Do Mobile App Developers Need a Lawyer?

Apple Watch
Activity trackers, “smartwatches,” wearable electronics, and smartphones all come with more than the ability to record your daily steps taken or calories burned; the devices’ ability to record the nuances of daily activity—thanks in large part to a growing collection of third-party apps—has subjected them to quite a bit of privacy-related scrutiny. In a recent study, the Federal Trade Commission found 12 mobile health and fitness apps sending users’ personal information to 76 different third parties. Another study of the… continue…

Degree Pedigree Matters Less to Today’s Employers

Posted In Looking in Tech
Grads
As they struggle to find experienced technology professionals, managers aren’t as focused on hiring from top-flight schools as they have been in the past. Just two years ago, we reported that employers were growing ever-more picky about hiring candidates with the “right” college degree. But while they’d still love to attract candidates from Stanford, MIT or Carnegie Mellon, today’s low tech unemployment rate means many companies don’t have that luxury. “If you say, ‘I only want a college graduate and… continue…

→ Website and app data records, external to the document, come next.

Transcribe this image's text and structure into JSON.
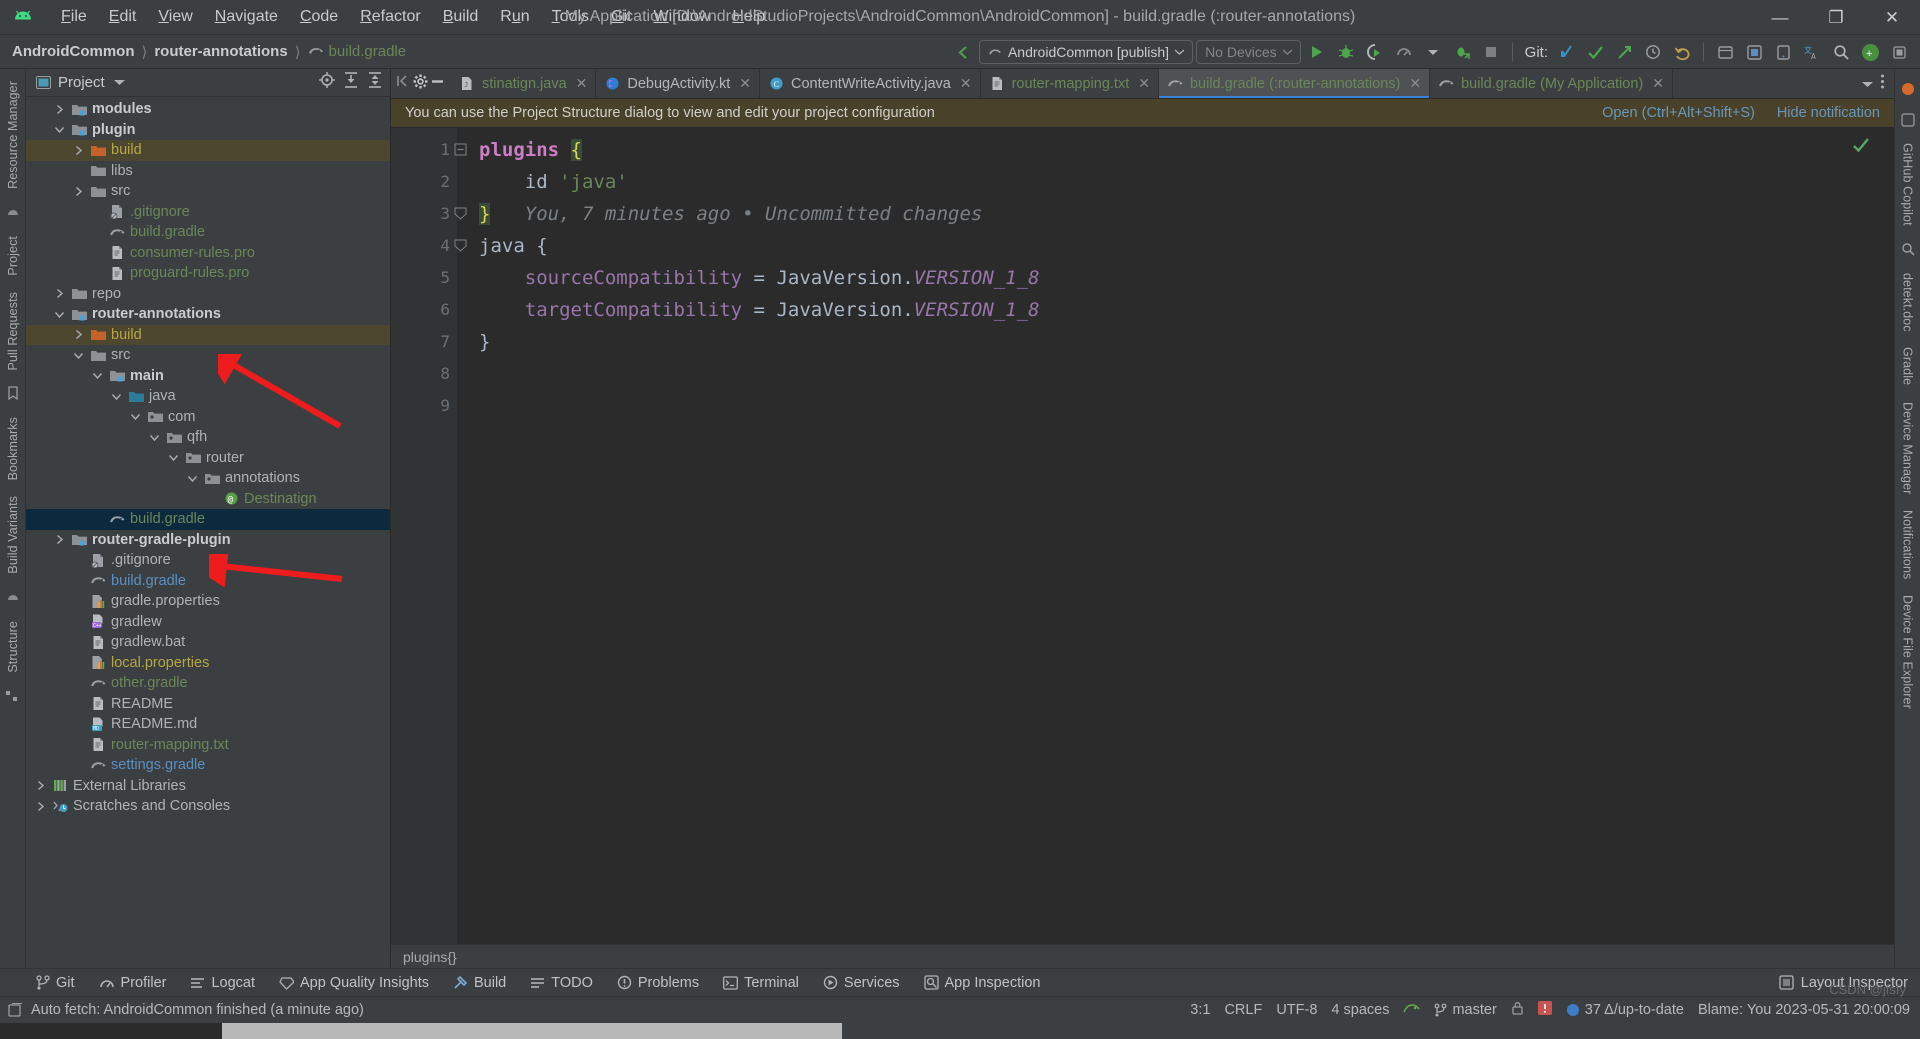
{
  "window": {
    "title": "My Application [D:\\AndroidStudioProjects\\AndroidCommon\\AndroidCommon] - build.gradle (:router-annotations)",
    "minimize": "—",
    "maximize": "❐",
    "close": "✕"
  },
  "menubar": {
    "logo_name": "android-logo",
    "items": [
      {
        "label": "File"
      },
      {
        "label": "Edit"
      },
      {
        "label": "View"
      },
      {
        "label": "Navigate"
      },
      {
        "label": "Code"
      },
      {
        "label": "Refactor"
      },
      {
        "label": "Build"
      },
      {
        "label": "Run"
      },
      {
        "label": "Tools"
      },
      {
        "label": "Git"
      },
      {
        "label": "Window"
      },
      {
        "label": "Help"
      }
    ]
  },
  "navbar": {
    "breadcrumbs": [
      {
        "label": "AndroidCommon",
        "style": "bold"
      },
      {
        "label": "router-annotations",
        "style": "bold"
      },
      {
        "label": "build.gradle",
        "style": "green"
      }
    ],
    "separator": "〉",
    "run_config": "AndroidCommon [publish]",
    "device": "No Devices",
    "git_label": "Git:",
    "icons": [
      "back-arrow-icon",
      "run-icon",
      "debug-icon",
      "run-coverage-icon",
      "profiler-icon",
      "dropdown-icon",
      "attach-debugger-icon",
      "stop-icon",
      "git-update-icon",
      "git-commit-icon",
      "git-push-icon",
      "history-icon",
      "undo-icon",
      "search-everywhere-icon",
      "layout-inspector-icon",
      "device-manager-icon",
      "translate-icon",
      "search-icon",
      "avatar-icon",
      "more-icon"
    ]
  },
  "left_strip": {
    "tabs": [
      {
        "label": "Resource Manager"
      },
      {
        "label": "Project"
      },
      {
        "label": "Pull Requests"
      },
      {
        "label": "Bookmarks"
      },
      {
        "label": "Build Variants"
      },
      {
        "label": "Structure"
      }
    ]
  },
  "right_strip": {
    "tabs": [
      {
        "label": "GitHub Copilot"
      },
      {
        "label": "detekt.doc"
      },
      {
        "label": "Gradle"
      },
      {
        "label": "Device Manager"
      },
      {
        "label": "Notifications"
      },
      {
        "label": "Device File Explorer"
      }
    ]
  },
  "project_panel": {
    "title": "Project",
    "dropdown_icon": "chevron-down-icon",
    "head_icons": [
      "locate-icon",
      "expand-all-icon",
      "collapse-all-icon"
    ],
    "tree": [
      {
        "label": "modules",
        "indent": 1,
        "chev": "right",
        "icon": "module-folder-icon",
        "color": "grey",
        "bold": true,
        "state": ""
      },
      {
        "label": "plugin",
        "indent": 1,
        "chev": "down",
        "icon": "module-folder-icon",
        "color": "grey",
        "bold": true,
        "state": ""
      },
      {
        "label": "build",
        "indent": 2,
        "chev": "right",
        "icon": "excluded-folder-icon",
        "color": "olive",
        "bold": false,
        "state": "module-selected"
      },
      {
        "label": "libs",
        "indent": 2,
        "chev": "none",
        "icon": "folder-icon",
        "color": "grey",
        "bold": false,
        "state": ""
      },
      {
        "label": "src",
        "indent": 2,
        "chev": "right",
        "icon": "folder-icon",
        "color": "grey",
        "bold": false,
        "state": ""
      },
      {
        "label": ".gitignore",
        "indent": 3,
        "chev": "none",
        "icon": "gitignore-file-icon",
        "color": "green",
        "bold": false,
        "state": ""
      },
      {
        "label": "build.gradle",
        "indent": 3,
        "chev": "none",
        "icon": "gradle-file-icon",
        "color": "green",
        "bold": false,
        "state": ""
      },
      {
        "label": "consumer-rules.pro",
        "indent": 3,
        "chev": "none",
        "icon": "text-file-icon",
        "color": "green",
        "bold": false,
        "state": ""
      },
      {
        "label": "proguard-rules.pro",
        "indent": 3,
        "chev": "none",
        "icon": "text-file-icon",
        "color": "green",
        "bold": false,
        "state": ""
      },
      {
        "label": "repo",
        "indent": 1,
        "chev": "right",
        "icon": "folder-icon",
        "color": "grey",
        "bold": false,
        "state": ""
      },
      {
        "label": "router-annotations",
        "indent": 1,
        "chev": "down",
        "icon": "module-folder-icon",
        "color": "grey",
        "bold": true,
        "state": ""
      },
      {
        "label": "build",
        "indent": 2,
        "chev": "right",
        "icon": "excluded-folder-icon",
        "color": "olive",
        "bold": false,
        "state": "module-selected"
      },
      {
        "label": "src",
        "indent": 2,
        "chev": "down",
        "icon": "folder-icon",
        "color": "grey",
        "bold": false,
        "state": ""
      },
      {
        "label": "main",
        "indent": 3,
        "chev": "down",
        "icon": "module-folder-icon",
        "color": "grey",
        "bold": true,
        "state": ""
      },
      {
        "label": "java",
        "indent": 4,
        "chev": "down",
        "icon": "source-folder-icon",
        "color": "grey",
        "bold": false,
        "state": ""
      },
      {
        "label": "com",
        "indent": 5,
        "chev": "down",
        "icon": "package-icon",
        "color": "grey",
        "bold": false,
        "state": ""
      },
      {
        "label": "qfh",
        "indent": 6,
        "chev": "down",
        "icon": "package-icon",
        "color": "grey",
        "bold": false,
        "state": ""
      },
      {
        "label": "router",
        "indent": 7,
        "chev": "down",
        "icon": "package-icon",
        "color": "grey",
        "bold": false,
        "state": ""
      },
      {
        "label": "annotations",
        "indent": 8,
        "chev": "down",
        "icon": "package-icon",
        "color": "grey",
        "bold": false,
        "state": ""
      },
      {
        "label": "Destinatign",
        "indent": 9,
        "chev": "none",
        "icon": "annotation-icon",
        "color": "green",
        "bold": false,
        "state": ""
      },
      {
        "label": "build.gradle",
        "indent": 3,
        "chev": "none",
        "icon": "gradle-file-icon",
        "color": "green",
        "bold": false,
        "state": "file-selected"
      },
      {
        "label": "router-gradle-plugin",
        "indent": 1,
        "chev": "right",
        "icon": "module-folder-icon",
        "color": "grey",
        "bold": true,
        "state": ""
      },
      {
        "label": ".gitignore",
        "indent": 2,
        "chev": "none",
        "icon": "gitignore-file-icon",
        "color": "grey",
        "bold": false,
        "state": ""
      },
      {
        "label": "build.gradle",
        "indent": 2,
        "chev": "none",
        "icon": "gradle-file-icon",
        "color": "blue",
        "bold": false,
        "state": ""
      },
      {
        "label": "gradle.properties",
        "indent": 2,
        "chev": "none",
        "icon": "properties-file-icon",
        "color": "grey",
        "bold": false,
        "state": ""
      },
      {
        "label": "gradlew",
        "indent": 2,
        "chev": "none",
        "icon": "cpp-file-icon",
        "color": "grey",
        "bold": false,
        "state": ""
      },
      {
        "label": "gradlew.bat",
        "indent": 2,
        "chev": "none",
        "icon": "text-file-icon",
        "color": "grey",
        "bold": false,
        "state": ""
      },
      {
        "label": "local.properties",
        "indent": 2,
        "chev": "none",
        "icon": "properties-file-icon",
        "color": "olive",
        "bold": false,
        "state": ""
      },
      {
        "label": "other.gradle",
        "indent": 2,
        "chev": "none",
        "icon": "gradle-file-icon",
        "color": "green",
        "bold": false,
        "state": ""
      },
      {
        "label": "README",
        "indent": 2,
        "chev": "none",
        "icon": "text-file-icon",
        "color": "grey",
        "bold": false,
        "state": ""
      },
      {
        "label": "README.md",
        "indent": 2,
        "chev": "none",
        "icon": "markdown-file-icon",
        "color": "grey",
        "bold": false,
        "state": ""
      },
      {
        "label": "router-mapping.txt",
        "indent": 2,
        "chev": "none",
        "icon": "text-file-icon",
        "color": "green",
        "bold": false,
        "state": ""
      },
      {
        "label": "settings.gradle",
        "indent": 2,
        "chev": "none",
        "icon": "gradle-file-icon",
        "color": "blue",
        "bold": false,
        "state": ""
      },
      {
        "label": "External Libraries",
        "indent": 0,
        "chev": "right",
        "icon": "libraries-icon",
        "color": "grey",
        "bold": false,
        "state": ""
      },
      {
        "label": "Scratches and Consoles",
        "indent": 0,
        "chev": "right",
        "icon": "scratches-icon",
        "color": "grey",
        "bold": false,
        "state": ""
      }
    ]
  },
  "editor": {
    "lead_icons": [
      "collapse-icon",
      "settings-gear-icon",
      "minimize-icon"
    ],
    "tabs": [
      {
        "label": "stinatign.java",
        "icon": "java-file-icon",
        "color": "green",
        "active": false
      },
      {
        "label": "DebugActivity.kt",
        "icon": "kotlin-file-icon",
        "color": "plain",
        "active": false
      },
      {
        "label": "ContentWriteActivity.java",
        "icon": "class-file-icon",
        "color": "plain",
        "active": false
      },
      {
        "label": "router-mapping.txt",
        "icon": "text-file-icon",
        "color": "green",
        "active": false
      },
      {
        "label": "build.gradle (:router-annotations)",
        "icon": "gradle-file-icon",
        "color": "green",
        "active": true
      },
      {
        "label": "build.gradle (My Application)",
        "icon": "gradle-file-icon",
        "color": "green",
        "active": false
      }
    ],
    "trail_icons": [
      "chevron-down-icon",
      "more-vertical-icon"
    ],
    "notification": {
      "message": "You can use the Project Structure dialog to view and edit your project configuration",
      "open_action": "Open (Ctrl+Alt+Shift+S)",
      "hide_action": "Hide notification"
    },
    "line_numbers": [
      "1",
      "2",
      "3",
      "4",
      "5",
      "6",
      "7",
      "8",
      "9"
    ],
    "code_lines": [
      {
        "n": 1,
        "tokens": [
          {
            "t": "plugins",
            "c": "plugin"
          },
          {
            "t": " ",
            "c": "plain"
          },
          {
            "t": "{",
            "c": "brace-hl"
          }
        ]
      },
      {
        "n": 2,
        "tokens": [
          {
            "t": "    ",
            "c": "plain"
          },
          {
            "t": "id",
            "c": "id"
          },
          {
            "t": " ",
            "c": "plain"
          },
          {
            "t": "'java'",
            "c": "str"
          }
        ]
      },
      {
        "n": 3,
        "tokens": [
          {
            "t": "}",
            "c": "brace-hl"
          },
          {
            "t": "   ",
            "c": "plain"
          },
          {
            "t": "You, 7 minutes ago • Uncommitted changes",
            "c": "hint"
          }
        ]
      },
      {
        "n": 4,
        "tokens": [
          {
            "t": "java",
            "c": "plain"
          },
          {
            "t": " ",
            "c": "plain"
          },
          {
            "t": "{",
            "c": "plain"
          }
        ]
      },
      {
        "n": 5,
        "tokens": [
          {
            "t": "    ",
            "c": "plain"
          },
          {
            "t": "sourceCompatibility",
            "c": "prop"
          },
          {
            "t": " = ",
            "c": "plain"
          },
          {
            "t": "JavaVersion.",
            "c": "plain"
          },
          {
            "t": "VERSION_1_8",
            "c": "field"
          }
        ]
      },
      {
        "n": 6,
        "tokens": [
          {
            "t": "    ",
            "c": "plain"
          },
          {
            "t": "targetCompatibility",
            "c": "prop"
          },
          {
            "t": " = ",
            "c": "plain"
          },
          {
            "t": "JavaVersion.",
            "c": "plain"
          },
          {
            "t": "VERSION_1_8",
            "c": "field"
          }
        ]
      },
      {
        "n": 7,
        "tokens": [
          {
            "t": "}",
            "c": "plain"
          }
        ]
      },
      {
        "n": 8,
        "tokens": []
      },
      {
        "n": 9,
        "tokens": []
      }
    ],
    "breadcrumb": "plugins{}"
  },
  "toolwindows": {
    "items": [
      {
        "label": "Git",
        "icon": "git-branch-icon"
      },
      {
        "label": "Profiler",
        "icon": "profiler-icon"
      },
      {
        "label": "Logcat",
        "icon": "logcat-icon"
      },
      {
        "label": "App Quality Insights",
        "icon": "gem-icon"
      },
      {
        "label": "Build",
        "icon": "hammer-icon"
      },
      {
        "label": "TODO",
        "icon": "todo-icon"
      },
      {
        "label": "Problems",
        "icon": "problems-icon"
      },
      {
        "label": "Terminal",
        "icon": "terminal-icon"
      },
      {
        "label": "Services",
        "icon": "services-icon"
      },
      {
        "label": "App Inspection",
        "icon": "app-inspection-icon"
      }
    ],
    "right": {
      "label": "Layout Inspector",
      "icon": "layout-inspector-icon"
    }
  },
  "statusbar": {
    "message": "Auto fetch: AndroidCommon finished (a minute ago)",
    "caret": "3:1",
    "line_sep": "CRLF",
    "encoding": "UTF-8",
    "indent": "4 spaces",
    "branch": "master",
    "gradle_sync": "37 Δ/up-to-date",
    "blame": "Blame: You 2023-05-31 20:00:09",
    "icons": [
      "event-log-icon",
      "lock-icon",
      "inspection-icon",
      "gradle-status-icon"
    ]
  },
  "watermark": "CSDN @jfsfy",
  "colors": {
    "accent_blue": "#3d82d6",
    "selection_blue": "#0d293e",
    "selection_brown": "#4e4730",
    "notification_bg": "#4a412a",
    "green_text": "#6a8759",
    "panel_bg": "#3c3f41",
    "editor_bg": "#2b2b2b",
    "arrow_red": "#ee1c1c"
  }
}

US CTO Switches Gears to Recruit in Silicon Valley

Todd Park
There’s a new recruiter coming to Silicon Valley. Federal Chief Technology Officer Todd Park is leaving Washington, D.C., for the left coast, where he will be part of a White House team focused on recruiting tech pros for the government. Park became a political target for his role in trying to fix the glitch-ridden Healthcare.gov website. He’s had his successes, though, including helping President Obama lure Google engineer Mikey Dickerson—who worked on the tech aspects of Obama’s 2012 re-election campaign… continue…

Why Engineers Will Never Be a Commodity

Posted In Looking in Tech
Corn
Software has evolved to the point where products can be built by taking Lego-like components and assembling them into a whole. So that begs the questions: Are engineers becoming a commodity? After all, the use of available modules to build solutions means startups require less capital to get going and engineers don’t need to have the same depth of knowledge in some areas as they used to. As Sam Gerstenzang, partner at Andreessen Horowitz, put it: An individual can now… continue…

Where Mobile Developers Should Be Looking for Jobs

Corporate Office Buildings
It seems everyone wants a mobile app these days—even in traditionally low-tech industries like commercial fishing, construction and trucking. That means “a mobile developer with good skills can go anywhere he or she wants to—to any company in any geography,” says Chris Wood, managing partner at Kansas City staffing firm Paige Technologies. While a lot’s been written about the strength of mobile games and the growing market for wearable technologies, there’s strong demand for mobile business apps as well. “There’s… continue…

9 Things Mobile Developers Should Be Following

LG Gwatch
New developments fly at mobile developers to the point where it can be a full-time job to keep up. “Every year after (Apple’s) Worldwide Developer Conference, you have to spend a week watching the videos. If you don’t do that, everything you know is out of date,” says Eric Schweitzer, a Dice contributor and principal software engineer at Digitas Health in Philadelphia. Things aren’t much different for those who work with Android. Click here to find a mobile development job.… continue…

Are More Employers Willing to Pay for Certifications?

Posted In Looking in Tech
Tuition
The overall value of certifications is rising, which can put added pressure on job seekers to make sure their credentials are up to snuff. The good news is some employers may be willing to help you get the training you need. Of course, whether you can convince an employer to pay for training or certifications depends on a number of factors, including the skills, the industry and the company’s attitude toward training in general. Then there’s company size and the… continue…